Federal Reserve attributes economic contraction partly to Superstorm Sandy
New York (CNNMoney) — The Federal Reserve is blaming the recent economic slowdown on weather and other temporary factors, and plans to keep easy-money policies in place for the foreseeable future.
"Growth in economic activity paused in recent months, in large part because of weather-related disruptions and other transitory factors," the Federal Reserve's policymaking committee said in a statement Wednesday.
The report comes just hours after the Commerce Department said the U.S. economy contracted at the end of 2012, for the first time in three years.
The Fed made no major changes to its policies, opting to keep interest rates near zero. As it did in December, the Fed said it will probably keep rates low until the unemployment rate falls to 6.5% or inflation exceeds 2.5% a year.
The central bank will also continue buying $40 billion a month in mortgage-backed securities and $45 billion a month in Treasuries. The hope is that those additional purchases will continue to push long-term interest rates even lower.
"Taken together, these actions should maintain downward pressure on longer-term interest rates, support mortgage markets, and help to make broader financial conditions more accommodative," the Fed statement said.
Of the Fed's 12 voting members, only one disagreed with Wednesday's decision.

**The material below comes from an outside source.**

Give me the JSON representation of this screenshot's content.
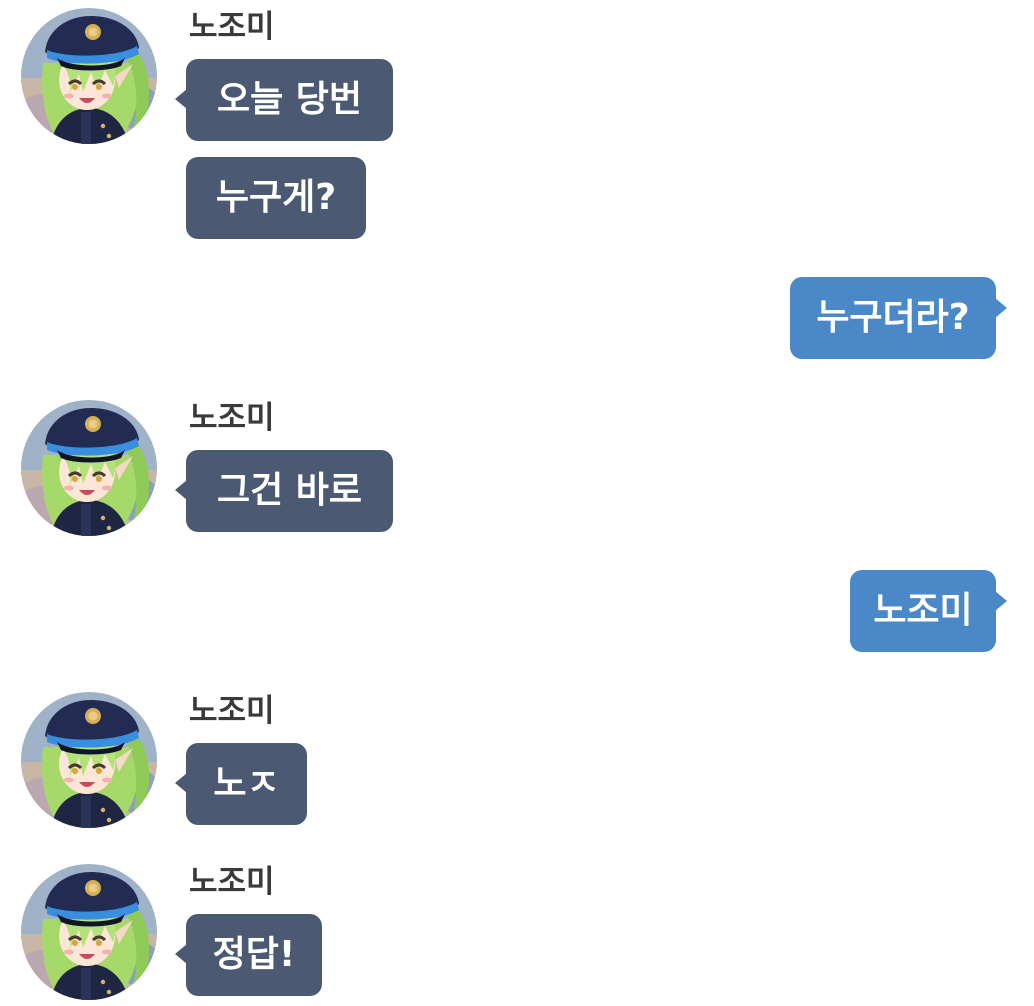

Esther George, president of the Federal Reserve Bank of Kansas City, said she was concerned that the Fed's policies could "increase the risks of future economic and financial imbalances."
In a speech earlier this month, she warned that the Fed's stimulative policies could risk fueling an asset bubble in bonds or farmland, among other things.